What this task involves: Find the lines below that include the word "title" and state how many there are, adding nothing.
=== Record set ===
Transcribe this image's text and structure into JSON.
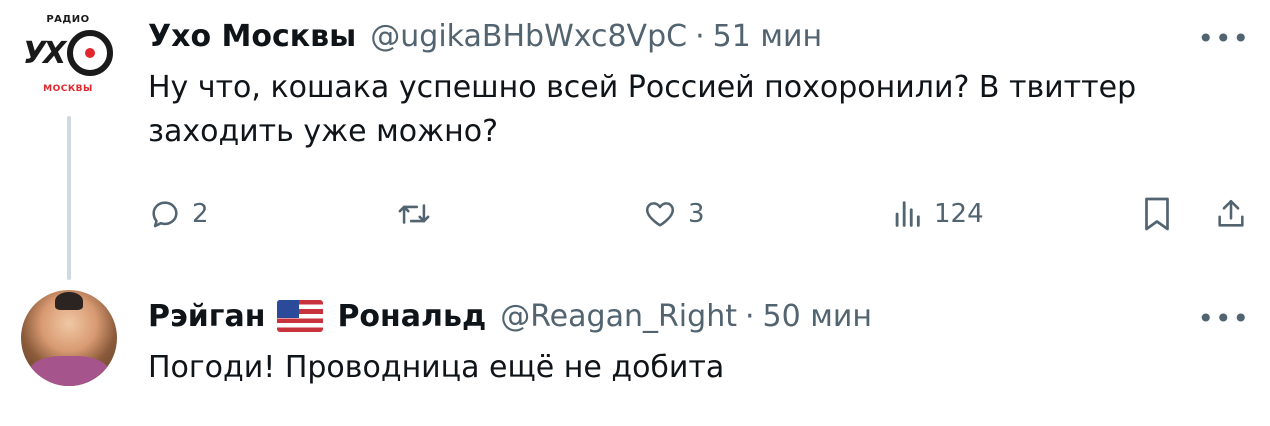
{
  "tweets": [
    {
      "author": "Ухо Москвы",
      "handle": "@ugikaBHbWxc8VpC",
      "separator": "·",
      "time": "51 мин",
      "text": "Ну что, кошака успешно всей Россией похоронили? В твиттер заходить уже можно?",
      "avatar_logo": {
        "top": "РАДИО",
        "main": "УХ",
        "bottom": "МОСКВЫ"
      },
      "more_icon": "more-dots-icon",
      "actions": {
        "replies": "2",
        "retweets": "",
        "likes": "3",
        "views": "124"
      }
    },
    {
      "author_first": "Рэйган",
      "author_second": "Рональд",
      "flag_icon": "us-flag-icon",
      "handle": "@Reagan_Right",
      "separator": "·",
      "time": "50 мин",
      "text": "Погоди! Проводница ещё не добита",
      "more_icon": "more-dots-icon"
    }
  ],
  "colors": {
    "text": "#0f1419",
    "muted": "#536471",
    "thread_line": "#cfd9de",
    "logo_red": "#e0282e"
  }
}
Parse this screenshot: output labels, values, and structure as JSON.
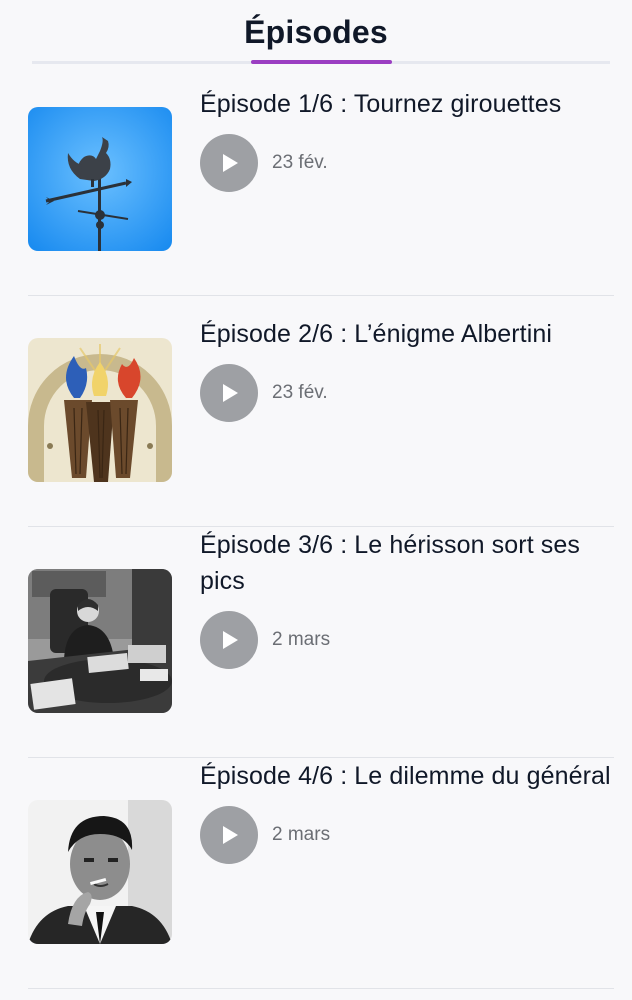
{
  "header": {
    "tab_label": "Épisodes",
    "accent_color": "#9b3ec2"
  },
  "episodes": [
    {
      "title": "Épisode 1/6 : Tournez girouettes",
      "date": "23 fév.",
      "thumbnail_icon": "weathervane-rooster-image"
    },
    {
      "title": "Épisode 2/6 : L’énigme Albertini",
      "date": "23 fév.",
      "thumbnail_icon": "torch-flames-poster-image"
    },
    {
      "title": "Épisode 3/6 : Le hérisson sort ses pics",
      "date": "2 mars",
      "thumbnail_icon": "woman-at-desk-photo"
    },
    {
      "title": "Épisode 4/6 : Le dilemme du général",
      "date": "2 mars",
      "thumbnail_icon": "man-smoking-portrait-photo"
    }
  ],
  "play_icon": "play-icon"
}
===
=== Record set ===
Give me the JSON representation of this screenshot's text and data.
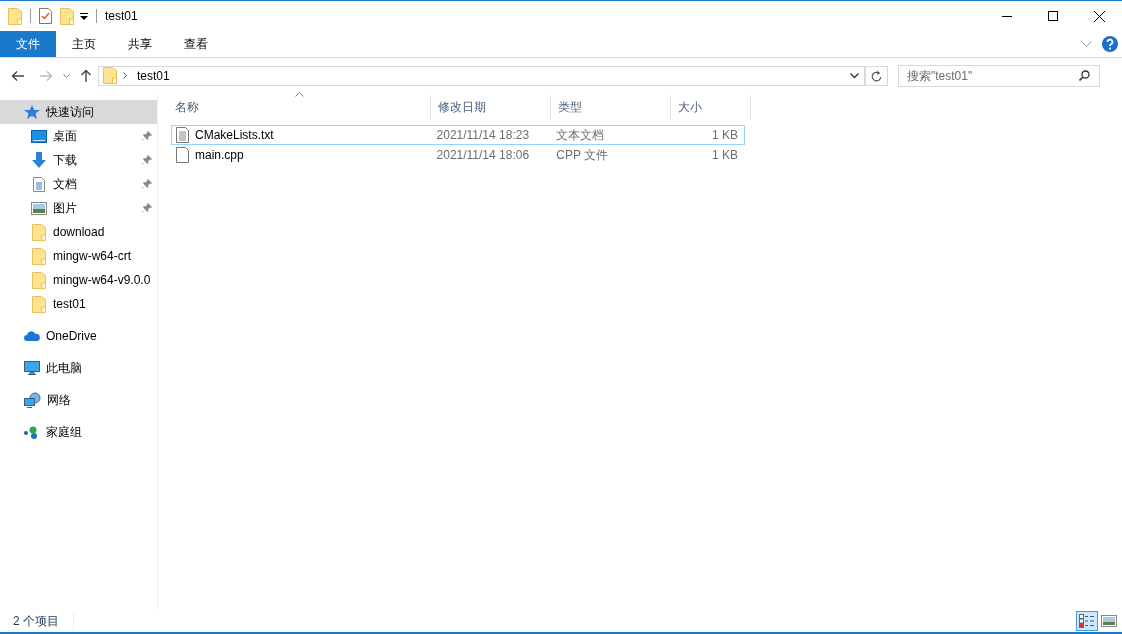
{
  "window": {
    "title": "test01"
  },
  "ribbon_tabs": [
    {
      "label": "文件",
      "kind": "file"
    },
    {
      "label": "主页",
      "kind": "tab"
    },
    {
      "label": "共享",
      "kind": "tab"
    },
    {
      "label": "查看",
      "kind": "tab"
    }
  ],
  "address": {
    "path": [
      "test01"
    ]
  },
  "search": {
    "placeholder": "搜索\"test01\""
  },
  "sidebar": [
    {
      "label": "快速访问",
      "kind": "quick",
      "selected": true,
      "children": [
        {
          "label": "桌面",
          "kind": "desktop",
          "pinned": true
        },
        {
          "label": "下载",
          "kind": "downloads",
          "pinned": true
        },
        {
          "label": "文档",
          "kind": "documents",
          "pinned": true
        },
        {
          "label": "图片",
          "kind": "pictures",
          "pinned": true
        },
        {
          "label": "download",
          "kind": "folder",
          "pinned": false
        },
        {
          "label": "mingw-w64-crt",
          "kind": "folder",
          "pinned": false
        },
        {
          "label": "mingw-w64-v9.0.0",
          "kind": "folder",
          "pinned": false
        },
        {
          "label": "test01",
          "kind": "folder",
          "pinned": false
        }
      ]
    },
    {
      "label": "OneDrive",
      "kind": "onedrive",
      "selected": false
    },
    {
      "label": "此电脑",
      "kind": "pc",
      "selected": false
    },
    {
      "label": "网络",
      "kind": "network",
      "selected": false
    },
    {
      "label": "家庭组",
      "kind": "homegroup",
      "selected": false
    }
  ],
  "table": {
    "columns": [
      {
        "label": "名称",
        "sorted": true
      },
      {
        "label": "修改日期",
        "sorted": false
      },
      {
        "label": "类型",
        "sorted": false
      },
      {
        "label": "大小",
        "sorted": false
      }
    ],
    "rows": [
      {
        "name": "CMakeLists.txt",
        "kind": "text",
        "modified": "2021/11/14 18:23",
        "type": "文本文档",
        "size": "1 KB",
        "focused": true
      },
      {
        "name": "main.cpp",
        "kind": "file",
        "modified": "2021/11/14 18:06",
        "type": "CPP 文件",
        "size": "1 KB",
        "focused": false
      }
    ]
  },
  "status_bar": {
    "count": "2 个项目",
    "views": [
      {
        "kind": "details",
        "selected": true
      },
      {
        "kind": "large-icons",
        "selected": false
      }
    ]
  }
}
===
Solution: 5